Being a Maryland business owner can be rewarding, challenging and stressful at the same time. Whether you’ve been running a company for decades or have recently navigated the startup phases of what you hope will become a successful, long-term endeavor, it’s never too soon to think ahead and plan for the future. A business succession plan is a valuable tool that allows you to control who takes over your business when you’re no longer there.
When you think of retirement, what do you envision regarding the business you’ve worked so hard to establish? A business succession plan allows you to put in writing how you would like your business to transition, as well as whether it will be sold or kept running, who will be in charge, and also, whether you will pass the reins to one or more of your heirs to continue growing your family’s legacy.
Management and ownership are not the same
When executing a plan for the future of your business, it’s important to remember that ownership is separate from management, although in some cases, the same person might carry out both roles. Management refers to the person who oversees the daily function of a company; in fact, many businesses have multiple managers.
Ownership, on the other hand, refers to who has rights and control over a business, including all assets and intellectual property. If you sign a business succession plan, you can specify the person or people who will own or manage your company when you retire or after you die.
Discuss your business succession plan with your family
Legal processes, such as business succession planning or estate planning, often spark discord among family members, especially if two or more people disagree about an important issue. Discussing your succession plan with your family ahead of time ensures that everyone is aware of your plans for the future of your business.
It can also help you smooth out any wrinkles your plan might have. For instance, you might have a particular person in mind to take over management of your business, only to learn through discussion that he or she is not interested in the position.
Planning ahead enables you to train your successor

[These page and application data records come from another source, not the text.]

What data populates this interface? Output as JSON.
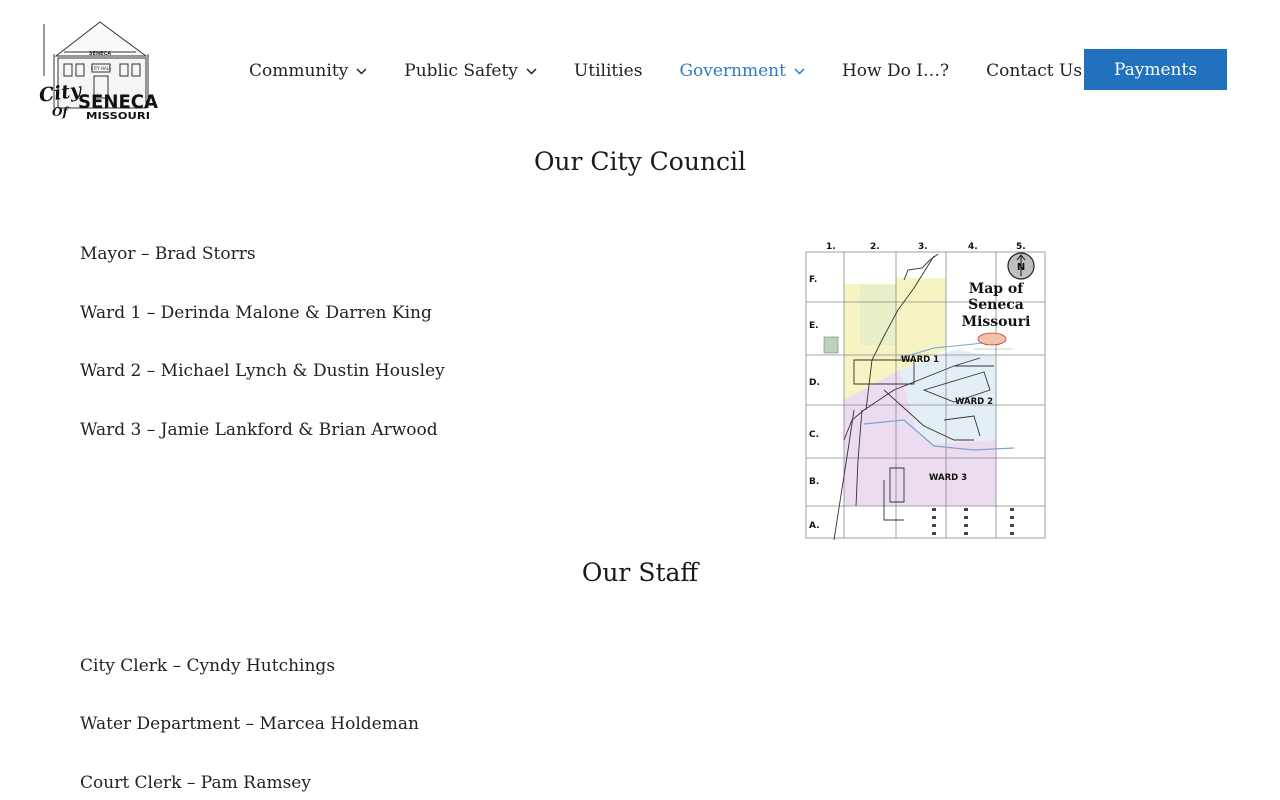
{
  "header": {
    "logo": {
      "top_text": "SENECA",
      "plaque_text": "CITY HALL",
      "city_word": "City",
      "of_word": "Of",
      "name": "SENECA",
      "state": "MISSOURI"
    },
    "nav": [
      {
        "label": "Community",
        "has_dropdown": true,
        "active": false
      },
      {
        "label": "Public Safety",
        "has_dropdown": true,
        "active": false
      },
      {
        "label": "Utilities",
        "has_dropdown": false,
        "active": false
      },
      {
        "label": "Government",
        "has_dropdown": true,
        "active": true
      },
      {
        "label": "How Do I…?",
        "has_dropdown": false,
        "active": false
      },
      {
        "label": "Contact Us",
        "has_dropdown": false,
        "active": false
      }
    ],
    "payments_label": "Payments"
  },
  "council": {
    "title": "Our City Council",
    "members": [
      "Mayor – Brad Storrs",
      "Ward 1 – Derinda Malone & Darren King",
      "Ward 2 – Michael Lynch & Dustin Housley",
      "Ward 3 – Jamie Lankford & Brian Arwood"
    ]
  },
  "map": {
    "title_lines": [
      "Map of",
      "Seneca",
      "Missouri"
    ],
    "col_labels": [
      "1.",
      "2.",
      "3.",
      "4.",
      "5."
    ],
    "row_labels": [
      "F.",
      "E.",
      "D.",
      "C.",
      "B.",
      "A."
    ],
    "ward_labels": [
      "WARD 1",
      "WARD 2",
      "WARD 3"
    ],
    "north_label": "N"
  },
  "staff": {
    "title": "Our Staff",
    "members": [
      "City Clerk – Cyndy Hutchings",
      "Water Department – Marcea Holdeman",
      "Court Clerk – Pam Ramsey"
    ]
  },
  "colors": {
    "accent": "#2f7ac4",
    "button": "#2271be",
    "ward1": "#f6f4c2",
    "ward2": "#e3eef5",
    "ward3": "#ecdcf0"
  }
}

When you take time to think about your Maryland business and what you want to happen when you are no longer at the helm, it enables you to play a key role in mentoring the person or people who will take over your company down the line. Being able to share information, give advice and discuss what has worked and not worked to become successful gives your future successors a head start.
Tap into local resources to help form a solid business succession plan
You will no doubt have questions or encounter challenges as you develop a plan of succession for your business. Building a strong support network from the start can help you avoid obstacles and swiftly resolve any legal problems that may arise.
From speaking with other business owners who have created succession plans to seeking recommendations from financial advisers and legal advocates who are well-versed in Maryland business laws, you can be confident that you can create a successful exit strategy, whether you plan to sell your business or keep it in the family.